## Brief
Could you reproduce all of the entries below without a single change?

Extracted data entries

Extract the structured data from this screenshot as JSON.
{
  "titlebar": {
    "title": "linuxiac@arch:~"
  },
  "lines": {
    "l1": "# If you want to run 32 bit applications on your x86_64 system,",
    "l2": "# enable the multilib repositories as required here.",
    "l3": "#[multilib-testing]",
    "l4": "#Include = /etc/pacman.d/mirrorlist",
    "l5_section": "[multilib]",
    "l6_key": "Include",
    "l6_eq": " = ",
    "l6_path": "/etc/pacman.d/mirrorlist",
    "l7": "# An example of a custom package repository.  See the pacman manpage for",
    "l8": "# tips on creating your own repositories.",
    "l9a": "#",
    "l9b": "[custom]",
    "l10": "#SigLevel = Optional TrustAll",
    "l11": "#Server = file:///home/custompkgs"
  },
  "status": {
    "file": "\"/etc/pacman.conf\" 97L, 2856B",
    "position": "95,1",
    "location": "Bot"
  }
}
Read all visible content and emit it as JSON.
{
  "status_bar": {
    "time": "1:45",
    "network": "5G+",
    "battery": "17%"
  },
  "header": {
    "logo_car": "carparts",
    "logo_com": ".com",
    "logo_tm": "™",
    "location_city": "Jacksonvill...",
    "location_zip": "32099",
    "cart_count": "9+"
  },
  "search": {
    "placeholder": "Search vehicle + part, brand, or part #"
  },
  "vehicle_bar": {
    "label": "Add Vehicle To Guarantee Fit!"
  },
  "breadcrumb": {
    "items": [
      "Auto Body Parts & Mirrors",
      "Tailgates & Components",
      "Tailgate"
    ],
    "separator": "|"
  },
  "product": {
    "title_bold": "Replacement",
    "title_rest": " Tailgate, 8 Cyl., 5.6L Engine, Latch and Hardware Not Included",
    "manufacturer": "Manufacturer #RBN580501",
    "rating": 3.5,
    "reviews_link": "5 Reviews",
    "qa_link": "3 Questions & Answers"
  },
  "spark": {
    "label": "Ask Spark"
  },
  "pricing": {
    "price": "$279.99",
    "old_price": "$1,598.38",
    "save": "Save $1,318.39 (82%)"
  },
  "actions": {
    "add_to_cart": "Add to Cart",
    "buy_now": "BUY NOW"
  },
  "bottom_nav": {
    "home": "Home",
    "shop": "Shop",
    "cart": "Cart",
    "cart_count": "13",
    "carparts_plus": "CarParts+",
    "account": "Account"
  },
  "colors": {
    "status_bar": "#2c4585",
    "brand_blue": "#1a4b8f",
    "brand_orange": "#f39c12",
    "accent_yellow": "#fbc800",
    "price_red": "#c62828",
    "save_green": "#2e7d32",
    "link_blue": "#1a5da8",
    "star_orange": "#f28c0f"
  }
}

## Solution for this exercise
Extract the structured data from this screenshot as JSON.
{
  "titlebar": {
    "title": "linuxiac@arch:~"
  },
  "lines": {
    "l1": "# If you want to run 32 bit applications on your x86_64 system,",
    "l2": "# enable the multilib repositories as required here.",
    "l3": "#[multilib-testing]",
    "l4": "#Include = /etc/pacman.d/mirrorlist",
    "l5_section": "[multilib]",
    "l6_key": "Include",
    "l6_eq": " = ",
    "l6_path": "/etc/pacman.d/mirrorlist",
    "l7": "# An example of a custom package repository.  See the pacman manpage for",
    "l8": "# tips on creating your own repositories.",
    "l9a": "#",
    "l9b": "[custom]",
    "l10": "#SigLevel = Optional TrustAll",
    "l11": "#Server = file:///home/custompkgs"
  },
  "status": {
    "file": "\"/etc/pacman.conf\" 97L, 2856B",
    "position": "95,1",
    "location": "Bot"
  }
}
Read all visible content and emit it as JSON.
{
  "status_bar": {
    "time": "1:45",
    "network": "5G+",
    "battery": "17%"
  },
  "header": {
    "logo_car": "carparts",
    "logo_com": ".com",
    "logo_tm": "™",
    "location_city": "Jacksonvill...",
    "location_zip": "32099",
    "cart_count": "9+"
  },
  "search": {
    "placeholder": "Search vehicle + part, brand, or part #"
  },
  "vehicle_bar": {
    "label": "Add Vehicle To Guarantee Fit!"
  },
  "breadcrumb": {
    "items": [
      "Auto Body Parts & Mirrors",
      "Tailgates & Components",
      "Tailgate"
    ],
    "separator": "|"
  },
  "product": {
    "title_bold": "Replacement",
    "title_rest": " Tailgate, 8 Cyl., 5.6L Engine, Latch and Hardware Not Included",
    "manufacturer": "Manufacturer #RBN580501",
    "rating": 3.5,
    "reviews_link": "5 Reviews",
    "qa_link": "3 Questions & Answers"
  },
  "spark": {
    "label": "Ask Spark"
  },
  "pricing": {
    "price": "$279.99",
    "old_price": "$1,598.38",
    "save": "Save $1,318.39 (82%)"
  },
  "actions": {
    "add_to_cart": "Add to Cart",
    "buy_now": "BUY NOW"
  },
  "bottom_nav": {
    "home": "Home",
    "shop": "Shop",
    "cart": "Cart",
    "cart_count": "13",
    "carparts_plus": "CarParts+",
    "account": "Account"
  },
  "colors": {
    "status_bar": "#2c4585",
    "brand_blue": "#1a4b8f",
    "brand_orange": "#f39c12",
    "accent_yellow": "#fbc800",
    "price_red": "#c62828",
    "save_green": "#2e7d32",
    "link_blue": "#1a5da8",
    "star_orange": "#f28c0f"
  }
}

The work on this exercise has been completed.